[The Schiavo case] is the sort of question that state law, and state courts, are supposed to deal with. If Congress thinks that states in general are dealing badly with these kinds of questions in a way that endangers federal constitutional rights, it is empowered to pass general legislation under the 14th Amendment. But deciding individual cases isn't something that Congress is supposed to do, and it's rather shocking to find so many "small government" Republicans supporting it.
The dissent on the right -- and most of the critics quoted above have been vocal supporters of President Bush, and the war -- has led some people (including me) to wonder if the Republican coalition is going to split in the face of this abandonment of principle, especially as the national-security glue that has held the coalition together weakens in the face of success in Iraq. Some are even agitating for that result. I think it just might happen.

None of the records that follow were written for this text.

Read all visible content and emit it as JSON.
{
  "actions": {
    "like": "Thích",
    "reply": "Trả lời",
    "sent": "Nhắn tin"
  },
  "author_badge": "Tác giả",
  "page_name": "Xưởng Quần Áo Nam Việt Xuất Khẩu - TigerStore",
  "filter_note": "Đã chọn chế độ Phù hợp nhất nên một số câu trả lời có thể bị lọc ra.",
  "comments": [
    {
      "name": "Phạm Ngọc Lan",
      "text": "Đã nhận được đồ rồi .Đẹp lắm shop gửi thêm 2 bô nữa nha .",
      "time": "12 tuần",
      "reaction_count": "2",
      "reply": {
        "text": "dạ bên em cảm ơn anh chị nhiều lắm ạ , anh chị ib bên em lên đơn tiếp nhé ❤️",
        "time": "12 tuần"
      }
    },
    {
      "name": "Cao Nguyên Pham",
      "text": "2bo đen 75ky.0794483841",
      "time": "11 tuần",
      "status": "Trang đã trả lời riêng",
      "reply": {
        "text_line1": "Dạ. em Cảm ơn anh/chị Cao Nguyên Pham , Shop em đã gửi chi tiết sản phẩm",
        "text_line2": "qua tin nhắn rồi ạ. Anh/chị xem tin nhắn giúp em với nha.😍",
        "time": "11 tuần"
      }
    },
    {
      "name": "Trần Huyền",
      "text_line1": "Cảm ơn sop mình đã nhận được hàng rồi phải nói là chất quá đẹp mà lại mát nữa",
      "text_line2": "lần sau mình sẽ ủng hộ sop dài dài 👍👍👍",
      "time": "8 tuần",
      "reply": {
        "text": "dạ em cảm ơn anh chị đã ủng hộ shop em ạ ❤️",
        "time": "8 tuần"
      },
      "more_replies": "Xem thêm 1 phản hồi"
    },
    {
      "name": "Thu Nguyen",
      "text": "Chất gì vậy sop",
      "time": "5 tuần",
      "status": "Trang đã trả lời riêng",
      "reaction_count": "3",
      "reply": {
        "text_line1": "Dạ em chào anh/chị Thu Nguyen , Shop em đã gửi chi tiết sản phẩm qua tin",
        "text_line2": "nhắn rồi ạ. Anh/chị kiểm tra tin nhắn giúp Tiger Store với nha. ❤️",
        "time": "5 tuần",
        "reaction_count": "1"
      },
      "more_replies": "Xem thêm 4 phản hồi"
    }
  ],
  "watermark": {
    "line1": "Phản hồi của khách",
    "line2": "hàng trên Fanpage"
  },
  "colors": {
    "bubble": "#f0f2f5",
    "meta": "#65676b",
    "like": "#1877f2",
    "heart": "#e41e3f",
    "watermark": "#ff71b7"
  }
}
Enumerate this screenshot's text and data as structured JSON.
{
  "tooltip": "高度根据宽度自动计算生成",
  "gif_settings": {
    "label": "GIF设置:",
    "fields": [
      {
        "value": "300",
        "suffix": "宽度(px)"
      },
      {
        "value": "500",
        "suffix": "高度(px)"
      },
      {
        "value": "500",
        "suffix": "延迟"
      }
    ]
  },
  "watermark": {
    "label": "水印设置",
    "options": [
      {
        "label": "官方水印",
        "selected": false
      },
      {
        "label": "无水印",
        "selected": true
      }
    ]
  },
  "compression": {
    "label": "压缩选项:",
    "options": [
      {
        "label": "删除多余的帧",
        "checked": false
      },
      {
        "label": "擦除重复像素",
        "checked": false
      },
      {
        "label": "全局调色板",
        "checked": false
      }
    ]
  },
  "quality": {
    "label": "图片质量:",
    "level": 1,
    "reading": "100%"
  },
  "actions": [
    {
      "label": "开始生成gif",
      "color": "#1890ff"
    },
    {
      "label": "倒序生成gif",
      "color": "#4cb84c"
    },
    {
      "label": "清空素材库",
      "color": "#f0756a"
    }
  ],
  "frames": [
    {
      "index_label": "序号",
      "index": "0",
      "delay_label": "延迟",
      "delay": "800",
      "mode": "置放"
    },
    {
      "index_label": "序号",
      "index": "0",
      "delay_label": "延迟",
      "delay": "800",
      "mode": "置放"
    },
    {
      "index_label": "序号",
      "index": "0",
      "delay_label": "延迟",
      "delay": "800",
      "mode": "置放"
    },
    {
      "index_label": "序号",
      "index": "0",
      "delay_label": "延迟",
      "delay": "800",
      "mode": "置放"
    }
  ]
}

Republicans like to point out that you have to stand for something, or you'll fall for anything. The leadership, at least, of the Republican Party has abandoned the principles of small government and federalism that it used to stand for. Trampling traditional limits on governmental power in an earnest desire to do good in high-profile cases has been a hallmark of a certain sort of liberalism, and it's the sort of thing that I thought conservatives eschewed. If I were in charge of making the decision, I might well put the tube back and turn Terri Schiavo over to her family. But I'm not, and the Florida courts are, and they seem to have done a conscientious job. Maybe they came to the right decision, and maybe they didn't; this is a hard case. But respecting the courts' role in the system, and not rushing to overturn all the rules because we don't like the outcome, seems to me to be part of being a member of civilized society rather than a mob. I thought conservatives knew this. Before things are over, they may wish they hadn't forgotten.
History tells us that politically dominant coalitions fracture over issues that might initially seem insignificant. But the Reynolds and Danforth pieces suggest that this isn't about Terri Schiavo per se; rather, her sad story has become a screen onto which two very different visions of governance have been projected. In the end, as Reynolds suggests (albeit from a very different perspective), it's probably too much to hope that the "Danforth wing" will really defect to the Democrats, or even move toward internal agitation a la Moveon.org. But this schism is real, and it will color Republican actions for at least the rest of this Congress and quite possibly beyond.
As an American first and a progressive second, one of my great hopes from last year's election was that a defeat of Bush and his politics of division, fear, and heedlessness would push the Republican Party back toward real "conservatism"--fiscal responsibility, prudent foreign policy, respect for process, checks and balances, problem-solving rather than ideological posturing. It would be ironic, but no less welcome, if this happened within the context of Republican political dominance rather than defeat.